Kansas Bioscience Authority Cleared Of Criminal Charges
The Kansas Bioscience Authority and its former President and CEO Tom Thornton will not face any criminal charges over inappropriate use of state tax dollars.
That’s according to a statement released this morning by the Johnson County District Attorney’s office.
The D.A.’s office reviewed both internal and external audits of the KBA over the last 15 months.
It concluded that thousands of dollars in travel and personal expenses were inappropriately charged to the state-funded agency, but that there was not enough evidence to warrant criminal charges. DA Steve Howe added that Kansas taxpayers could be offended that the agency acted like a private company, but under the circumstances there still is not enough evidence for a prosecution.
The D.A. said that because the management and board of the KBA signed off on the charges, prosecution was "virtually impossible."
The KBA is funded by the Kansas Economic Growth Act http://www.kansasbioauthority.org/about_the_kba/KEGA_090507.pdf with $580 million in withholdings from employees of bioscience -related companies.
The Kansas legislature called for the audits in the wake of questions about KBA spending of taxpayer dollars.
The audits revealed spending for, among other things, travel, lavish hotels and meals for lobbying, including lobbying for the top-security animal disease lab known as NBAF, slated to be build on the Kansas State campus in Manhattan, Kansas.

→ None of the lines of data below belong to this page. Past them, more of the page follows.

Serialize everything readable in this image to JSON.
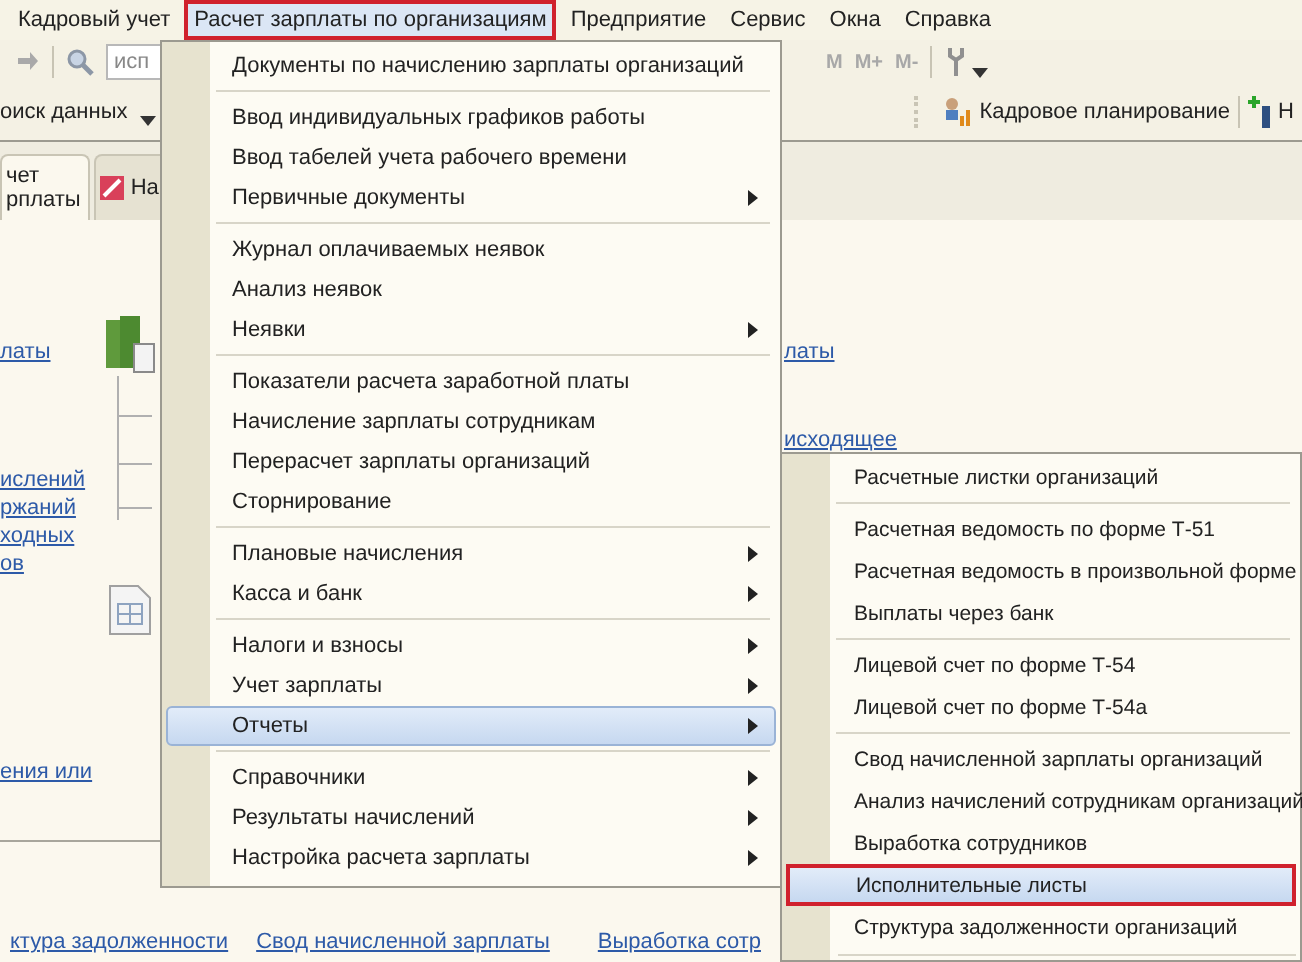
{
  "menubar": [
    {
      "label": "Кадровый учет",
      "selected": false,
      "highlighted": false
    },
    {
      "label": "Расчет зарплаты по организациям",
      "selected": true,
      "highlighted": true
    },
    {
      "label": "Предприятие",
      "selected": false,
      "highlighted": false
    },
    {
      "label": "Сервис",
      "selected": false,
      "highlighted": false
    },
    {
      "label": "Окна",
      "selected": false,
      "highlighted": false
    },
    {
      "label": "Справка",
      "selected": false,
      "highlighted": false
    }
  ],
  "toolbar": {
    "search_field": {
      "value": "исп"
    },
    "memory_buttons": [
      "M",
      "M+",
      "M-"
    ],
    "search_label": "оиск данных",
    "planning_button": "Кадровое планирование",
    "cut_button": "Н"
  },
  "tabs": [
    {
      "label_lines": [
        "чет",
        "рплаты"
      ],
      "selected": true
    },
    {
      "label_lines": [
        "На"
      ],
      "selected": false
    }
  ],
  "content": {
    "left_links_top": [
      "латы"
    ],
    "left_links_group": [
      "ислений",
      "ржаний",
      "ходных",
      "ов"
    ],
    "left_links_bottom": [
      "ения или"
    ],
    "right_links": [
      "латы",
      "исходящее"
    ],
    "bottom_links": [
      "ктура задолженности",
      "Свод начисленной зарплаты",
      "Выработка сотр"
    ]
  },
  "main_menu": {
    "items": [
      {
        "label": "Документы по начислению зарплаты организаций",
        "submenu": false,
        "selected": false,
        "divider_above": false
      },
      {
        "label": "Ввод индивидуальных графиков работы",
        "submenu": false,
        "selected": false,
        "divider_above": true
      },
      {
        "label": "Ввод табелей учета рабочего времени",
        "submenu": false,
        "selected": false,
        "divider_above": false
      },
      {
        "label": "Первичные документы",
        "submenu": true,
        "selected": false,
        "divider_above": false
      },
      {
        "label": "Журнал оплачиваемых неявок",
        "submenu": false,
        "selected": false,
        "divider_above": true
      },
      {
        "label": "Анализ неявок",
        "submenu": false,
        "selected": false,
        "divider_above": false
      },
      {
        "label": "Неявки",
        "submenu": true,
        "selected": false,
        "divider_above": false
      },
      {
        "label": "Показатели расчета заработной платы",
        "submenu": false,
        "selected": false,
        "divider_above": true
      },
      {
        "label": "Начисление зарплаты сотрудникам",
        "submenu": false,
        "selected": false,
        "divider_above": false
      },
      {
        "label": "Перерасчет зарплаты организаций",
        "submenu": false,
        "selected": false,
        "divider_above": false
      },
      {
        "label": "Сторнирование",
        "submenu": false,
        "selected": false,
        "divider_above": false
      },
      {
        "label": "Плановые начисления",
        "submenu": true,
        "selected": false,
        "divider_above": true
      },
      {
        "label": "Касса и банк",
        "submenu": true,
        "selected": false,
        "divider_above": false
      },
      {
        "label": "Налоги и взносы",
        "submenu": true,
        "selected": false,
        "divider_above": true
      },
      {
        "label": "Учет зарплаты",
        "submenu": true,
        "selected": false,
        "divider_above": false
      },
      {
        "label": "Отчеты",
        "submenu": true,
        "selected": true,
        "divider_above": false
      },
      {
        "label": "Справочники",
        "submenu": true,
        "selected": false,
        "divider_above": true
      },
      {
        "label": "Результаты начислений",
        "submenu": true,
        "selected": false,
        "divider_above": false
      },
      {
        "label": "Настройка расчета зарплаты",
        "submenu": true,
        "selected": false,
        "divider_above": false
      }
    ]
  },
  "reports_submenu": {
    "items": [
      {
        "label": "Расчетные листки организаций",
        "selected": false,
        "highlighted": false,
        "divider_above": false
      },
      {
        "label": "Расчетная ведомость по форме Т-51",
        "selected": false,
        "highlighted": false,
        "divider_above": true
      },
      {
        "label": "Расчетная ведомость в произвольной форме",
        "selected": false,
        "highlighted": false,
        "divider_above": false
      },
      {
        "label": "Выплаты через банк",
        "selected": false,
        "highlighted": false,
        "divider_above": false
      },
      {
        "label": "Лицевой счет по форме Т-54",
        "selected": false,
        "highlighted": false,
        "divider_above": true
      },
      {
        "label": "Лицевой счет по форме Т-54а",
        "selected": false,
        "highlighted": false,
        "divider_above": false
      },
      {
        "label": "Свод начисленной зарплаты организаций",
        "selected": false,
        "highlighted": false,
        "divider_above": true
      },
      {
        "label": "Анализ начислений сотрудникам организаций",
        "selected": false,
        "highlighted": false,
        "divider_above": false
      },
      {
        "label": "Выработка сотрудников",
        "selected": false,
        "highlighted": false,
        "divider_above": false
      },
      {
        "label": "Исполнительные листы",
        "selected": true,
        "highlighted": true,
        "divider_above": false
      },
      {
        "label": "Структура задолженности организаций",
        "selected": false,
        "highlighted": false,
        "divider_above": false
      }
    ]
  }
}
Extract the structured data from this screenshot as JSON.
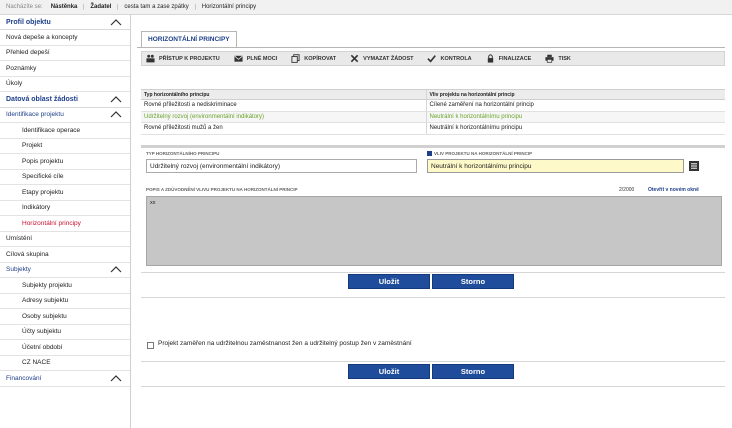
{
  "breadcrumb": {
    "label": "Nacházíte se:",
    "items": [
      "Nástěnka",
      "Žadatel",
      "cesta tam a zase zpátky",
      "Horizontální principy"
    ]
  },
  "sidebar": {
    "items": [
      {
        "label": "Profil objektu",
        "type": "header"
      },
      {
        "label": "Nová depeše a koncepty",
        "type": "item"
      },
      {
        "label": "Přehled depeší",
        "type": "item"
      },
      {
        "label": "Poznámky",
        "type": "item"
      },
      {
        "label": "Úkoly",
        "type": "item"
      },
      {
        "label": "Datová oblast žádosti",
        "type": "header"
      },
      {
        "label": "Identifikace projektu",
        "type": "group"
      },
      {
        "label": "Identifikace operace",
        "type": "sub"
      },
      {
        "label": "Projekt",
        "type": "sub"
      },
      {
        "label": "Popis projektu",
        "type": "sub"
      },
      {
        "label": "Specifické cíle",
        "type": "sub"
      },
      {
        "label": "Etapy projektu",
        "type": "sub"
      },
      {
        "label": "Indikátory",
        "type": "sub"
      },
      {
        "label": "Horizontální principy",
        "type": "sub-active"
      },
      {
        "label": "Umístění",
        "type": "item"
      },
      {
        "label": "Cílová skupina",
        "type": "item"
      },
      {
        "label": "Subjekty",
        "type": "group"
      },
      {
        "label": "Subjekty projektu",
        "type": "sub"
      },
      {
        "label": "Adresy subjektu",
        "type": "sub"
      },
      {
        "label": "Osoby subjektu",
        "type": "sub"
      },
      {
        "label": "Účty subjektu",
        "type": "sub"
      },
      {
        "label": "Účetní období",
        "type": "sub"
      },
      {
        "label": "CZ NACE",
        "type": "sub"
      },
      {
        "label": "Financování",
        "type": "group"
      }
    ]
  },
  "tab": {
    "label": "HORIZONTÁLNÍ PRINCIPY"
  },
  "toolbar": {
    "access": "PŘÍSTUP K PROJEKTU",
    "power": "PLNÉ MOCI",
    "copy": "KOPÍROVAT",
    "delete": "VYMAZAT ŽÁDOST",
    "check": "KONTROLA",
    "finalize": "FINALIZACE",
    "print": "TISK"
  },
  "table": {
    "headers": [
      "Typ horizontálního principu",
      "Vliv projektu na horizontální princip"
    ],
    "rows": [
      [
        "Rovné příležitosti a nediskriminace",
        "Cílené zaměření na horizontální princip"
      ],
      [
        "Udržitelný rozvoj (environmentální indikátory)",
        "Neutrální k horizontálnímu principu"
      ],
      [
        "Rovné příležitosti mužů a žen",
        "Neutrální k horizontálnímu principu"
      ]
    ]
  },
  "form": {
    "type_label": "TYP HORIZONTÁLNÍHO PRINCIPU",
    "type_value": "Udržitelný rozvoj (environmentální indikátory)",
    "impact_label": "VLIV PROJEKTU NA HORIZONTÁLNÍ PRINCIP",
    "impact_value": "Neutrální k horizontálnímu principu",
    "desc_label": "POPIS A ZDŮVODNĚNÍ VLIVU PROJEKTU NA HORIZONTÁLNÍ PRINCIP",
    "desc_counter": "2/2000",
    "desc_link": "Otevřít v novém okně",
    "desc_value": "xx",
    "save": "Uložit",
    "cancel": "Storno",
    "checkbox_label": "Projekt zaměřen na udržitelnou zaměstnanost žen a udržitelný postup žen v zaměstnání"
  },
  "colors": {
    "accent": "#1e3f8a",
    "button": "#1f4d9c",
    "active": "#c8102e",
    "selected_text": "#6aa32a",
    "highlight_field": "#fdf9c9"
  }
}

KBA chairman David Vranicar said in an interview that the agency had put in a number of safeguards, e.g. stricter oversight and accountability, to ensure against similiar book keeping problems don't happen again. He said the agency was moving forward and focusing on enhancing the biosciences in the state.